What I thought upon reading a manuscript, but did not say:
If you must write about the more banal aspects of human relationships and existence, don’t just tell me what transpired and how very sordid it all is. That is fodder for gossip and I can get it elsewhere for cheap (indeed, have it forced upon me) with the added value of lilting voices, now hushed, now charged with glee, or the mystery and intrigue of a blind item in a popular tabloid or showbiz magazine. I am not interested in a plot-pool too shallow to dive into. Hint at the whys of the perversity and perceived stupidity—probe the psyche, the society, the nature of human frailty, and how all these play into the psychosexual and power dynamics of a relationship. For reference, I suggest Graham Greene’s The End of the Affair.
Editorial pet peeve #82764: authors that take a complacent, lazy, even arrogant attitude toward revisions. If you don’t think there’s craft to syntax, or just don’t feel like whipping that sloppy paragraph into shape, then what makes you a Writer? Anyone with a modicum of literacy can write; not everyone can do it well.
As Ursula K. Le Guin—whose sense for prose and its patterning is among the sharpest I’ve had the pleasure to read—puts it, “A writer is a person who cares what words mean, what they say, how they say it. Writers know words are their way towards truth and freedom, and so they use them with care, with thought, with fear, with delight.
There is no glory in being a copy editor. The work is strictly anonymous; all intervention should be invisible.
It’s often thankless, too. Not all writers appreciate their shortcomings pointed out, however kindly or tactfully it is done.
Why do I edit? Because as The Robert Gottlieb said, I wish “to make something better of what it is.”
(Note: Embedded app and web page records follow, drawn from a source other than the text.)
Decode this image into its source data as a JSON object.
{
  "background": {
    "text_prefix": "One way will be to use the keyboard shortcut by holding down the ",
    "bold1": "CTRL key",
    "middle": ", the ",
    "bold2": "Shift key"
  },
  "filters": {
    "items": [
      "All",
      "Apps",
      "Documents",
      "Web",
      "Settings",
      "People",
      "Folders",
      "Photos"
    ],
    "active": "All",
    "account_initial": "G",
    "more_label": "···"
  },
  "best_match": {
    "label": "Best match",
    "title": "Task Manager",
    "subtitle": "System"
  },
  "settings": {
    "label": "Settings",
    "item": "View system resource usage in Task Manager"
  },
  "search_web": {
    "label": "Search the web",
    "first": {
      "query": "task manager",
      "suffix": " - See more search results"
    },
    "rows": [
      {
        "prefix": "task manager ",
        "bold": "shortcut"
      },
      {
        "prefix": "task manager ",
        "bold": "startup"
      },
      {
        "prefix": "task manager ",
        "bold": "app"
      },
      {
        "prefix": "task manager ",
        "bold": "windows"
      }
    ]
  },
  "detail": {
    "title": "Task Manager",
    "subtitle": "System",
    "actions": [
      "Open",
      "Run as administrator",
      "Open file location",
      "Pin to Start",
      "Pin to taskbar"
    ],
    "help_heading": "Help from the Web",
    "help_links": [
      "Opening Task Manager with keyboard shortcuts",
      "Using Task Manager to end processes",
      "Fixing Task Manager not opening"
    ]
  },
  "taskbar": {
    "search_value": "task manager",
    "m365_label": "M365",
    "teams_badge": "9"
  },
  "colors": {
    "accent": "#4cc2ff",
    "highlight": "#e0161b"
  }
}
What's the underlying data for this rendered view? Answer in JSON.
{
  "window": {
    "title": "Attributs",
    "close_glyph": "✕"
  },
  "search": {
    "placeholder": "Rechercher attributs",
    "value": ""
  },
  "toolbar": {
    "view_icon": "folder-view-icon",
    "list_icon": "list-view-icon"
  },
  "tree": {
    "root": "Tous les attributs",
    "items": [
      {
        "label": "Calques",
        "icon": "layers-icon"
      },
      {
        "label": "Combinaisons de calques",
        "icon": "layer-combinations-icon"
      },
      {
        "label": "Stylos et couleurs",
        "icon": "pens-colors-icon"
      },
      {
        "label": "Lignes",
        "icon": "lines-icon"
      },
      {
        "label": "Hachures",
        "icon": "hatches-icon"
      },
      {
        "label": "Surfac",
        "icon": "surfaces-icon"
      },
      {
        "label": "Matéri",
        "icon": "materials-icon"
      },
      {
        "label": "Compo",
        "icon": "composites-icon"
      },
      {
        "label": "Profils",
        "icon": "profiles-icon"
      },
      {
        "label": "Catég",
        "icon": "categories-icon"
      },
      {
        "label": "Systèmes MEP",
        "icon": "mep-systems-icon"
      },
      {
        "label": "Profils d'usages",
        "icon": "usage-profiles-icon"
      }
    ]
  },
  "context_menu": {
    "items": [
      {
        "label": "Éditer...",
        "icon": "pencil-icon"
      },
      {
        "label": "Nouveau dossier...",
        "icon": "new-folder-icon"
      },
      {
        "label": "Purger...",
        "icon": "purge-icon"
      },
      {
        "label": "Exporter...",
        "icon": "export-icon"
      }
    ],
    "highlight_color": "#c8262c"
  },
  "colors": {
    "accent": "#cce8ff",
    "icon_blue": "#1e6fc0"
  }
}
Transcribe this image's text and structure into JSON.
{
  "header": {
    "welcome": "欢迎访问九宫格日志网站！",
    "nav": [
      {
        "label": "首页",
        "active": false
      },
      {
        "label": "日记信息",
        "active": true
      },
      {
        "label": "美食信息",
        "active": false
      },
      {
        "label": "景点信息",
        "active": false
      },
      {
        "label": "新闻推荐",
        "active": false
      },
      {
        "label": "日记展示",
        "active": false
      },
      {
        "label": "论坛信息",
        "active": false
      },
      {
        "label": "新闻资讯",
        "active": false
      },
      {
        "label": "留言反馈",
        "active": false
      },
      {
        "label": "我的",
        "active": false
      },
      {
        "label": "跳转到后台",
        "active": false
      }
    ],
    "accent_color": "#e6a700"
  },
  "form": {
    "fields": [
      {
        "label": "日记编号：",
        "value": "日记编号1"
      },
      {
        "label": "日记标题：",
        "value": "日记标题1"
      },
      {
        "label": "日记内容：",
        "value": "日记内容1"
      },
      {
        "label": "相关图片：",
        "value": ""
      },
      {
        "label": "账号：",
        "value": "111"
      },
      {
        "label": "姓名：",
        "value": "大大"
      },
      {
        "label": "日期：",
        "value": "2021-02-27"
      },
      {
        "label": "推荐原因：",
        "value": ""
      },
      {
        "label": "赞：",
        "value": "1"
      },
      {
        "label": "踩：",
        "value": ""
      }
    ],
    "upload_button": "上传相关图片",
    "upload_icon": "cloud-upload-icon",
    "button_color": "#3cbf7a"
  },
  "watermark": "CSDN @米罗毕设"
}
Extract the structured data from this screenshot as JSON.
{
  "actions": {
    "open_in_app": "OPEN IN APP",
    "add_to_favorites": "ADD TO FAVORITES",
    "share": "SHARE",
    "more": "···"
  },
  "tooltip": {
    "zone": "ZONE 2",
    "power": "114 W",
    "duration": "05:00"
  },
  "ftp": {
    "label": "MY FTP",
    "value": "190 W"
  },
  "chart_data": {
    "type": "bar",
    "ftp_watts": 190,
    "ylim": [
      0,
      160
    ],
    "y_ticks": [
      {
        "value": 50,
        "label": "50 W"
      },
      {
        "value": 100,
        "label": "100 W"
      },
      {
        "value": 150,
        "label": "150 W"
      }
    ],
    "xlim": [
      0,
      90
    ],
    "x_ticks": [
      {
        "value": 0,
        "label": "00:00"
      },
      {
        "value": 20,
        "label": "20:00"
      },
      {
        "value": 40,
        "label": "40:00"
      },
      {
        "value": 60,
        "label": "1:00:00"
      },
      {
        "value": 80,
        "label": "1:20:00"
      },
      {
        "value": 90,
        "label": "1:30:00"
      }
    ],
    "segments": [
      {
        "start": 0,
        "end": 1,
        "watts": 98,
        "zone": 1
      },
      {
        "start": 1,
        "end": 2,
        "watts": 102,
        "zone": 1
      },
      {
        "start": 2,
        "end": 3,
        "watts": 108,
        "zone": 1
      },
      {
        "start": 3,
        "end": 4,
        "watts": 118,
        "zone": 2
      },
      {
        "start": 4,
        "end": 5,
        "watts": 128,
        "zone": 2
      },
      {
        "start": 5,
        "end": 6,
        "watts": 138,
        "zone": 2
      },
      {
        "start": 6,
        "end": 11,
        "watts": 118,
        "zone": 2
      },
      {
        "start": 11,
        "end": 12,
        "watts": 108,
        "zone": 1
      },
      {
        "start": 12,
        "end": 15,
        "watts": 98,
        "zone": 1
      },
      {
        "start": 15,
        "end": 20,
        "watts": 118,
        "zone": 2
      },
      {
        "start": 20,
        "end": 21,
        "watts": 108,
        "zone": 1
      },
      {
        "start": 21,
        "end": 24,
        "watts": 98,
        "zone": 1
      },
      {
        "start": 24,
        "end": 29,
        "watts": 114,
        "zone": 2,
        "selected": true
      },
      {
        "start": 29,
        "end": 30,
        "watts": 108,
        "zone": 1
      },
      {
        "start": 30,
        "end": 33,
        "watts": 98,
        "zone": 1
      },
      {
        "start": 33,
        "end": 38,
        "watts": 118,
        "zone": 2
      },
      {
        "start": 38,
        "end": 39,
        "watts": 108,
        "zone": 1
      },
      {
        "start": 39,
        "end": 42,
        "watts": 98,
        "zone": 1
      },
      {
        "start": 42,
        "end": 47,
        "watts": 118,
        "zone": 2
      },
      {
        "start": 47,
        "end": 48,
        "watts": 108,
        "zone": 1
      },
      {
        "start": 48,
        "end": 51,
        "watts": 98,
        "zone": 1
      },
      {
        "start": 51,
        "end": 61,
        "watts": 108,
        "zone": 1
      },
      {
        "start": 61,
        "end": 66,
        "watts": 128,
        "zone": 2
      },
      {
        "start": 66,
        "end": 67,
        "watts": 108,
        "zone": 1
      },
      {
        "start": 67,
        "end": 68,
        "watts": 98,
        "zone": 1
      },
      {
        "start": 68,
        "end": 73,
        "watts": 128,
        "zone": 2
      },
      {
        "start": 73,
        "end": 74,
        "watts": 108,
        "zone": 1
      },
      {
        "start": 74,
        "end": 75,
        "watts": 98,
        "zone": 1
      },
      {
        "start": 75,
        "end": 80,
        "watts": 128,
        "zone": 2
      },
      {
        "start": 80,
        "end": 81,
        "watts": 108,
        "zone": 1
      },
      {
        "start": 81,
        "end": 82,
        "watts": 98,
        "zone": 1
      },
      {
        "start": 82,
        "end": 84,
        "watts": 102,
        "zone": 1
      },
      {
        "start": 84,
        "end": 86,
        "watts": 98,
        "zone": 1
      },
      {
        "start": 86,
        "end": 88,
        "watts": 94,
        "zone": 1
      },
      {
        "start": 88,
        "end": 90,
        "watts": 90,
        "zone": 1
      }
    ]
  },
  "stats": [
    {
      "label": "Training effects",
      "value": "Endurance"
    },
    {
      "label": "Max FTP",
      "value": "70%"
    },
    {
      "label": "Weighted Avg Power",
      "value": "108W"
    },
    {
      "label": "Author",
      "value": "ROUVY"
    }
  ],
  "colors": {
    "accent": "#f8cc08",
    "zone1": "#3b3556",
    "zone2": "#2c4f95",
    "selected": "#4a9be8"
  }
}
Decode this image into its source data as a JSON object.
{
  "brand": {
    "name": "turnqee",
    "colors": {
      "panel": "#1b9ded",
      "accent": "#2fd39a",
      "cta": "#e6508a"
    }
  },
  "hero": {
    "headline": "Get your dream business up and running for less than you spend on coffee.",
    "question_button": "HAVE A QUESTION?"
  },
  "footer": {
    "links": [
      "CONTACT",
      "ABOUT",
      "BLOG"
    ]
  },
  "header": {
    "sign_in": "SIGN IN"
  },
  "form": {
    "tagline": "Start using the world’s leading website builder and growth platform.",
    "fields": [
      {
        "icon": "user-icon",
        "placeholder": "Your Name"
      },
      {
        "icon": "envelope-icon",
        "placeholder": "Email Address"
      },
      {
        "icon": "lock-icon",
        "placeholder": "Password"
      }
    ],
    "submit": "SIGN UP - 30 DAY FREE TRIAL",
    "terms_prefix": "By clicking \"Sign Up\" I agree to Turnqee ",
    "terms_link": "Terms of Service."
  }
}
Always frazzled come production time, I take comfort in the little things. “Em-dash!” I cry to the lay-out artist, “All these en-dashes should be em-dashes, see? And these compound adjectives should be hyphenated. Not so for these adverbs—the ones ending in -ly.” He looks at me as if I were nuts. I think, Wait ’til you see how passionate I could get about the Oxford comma.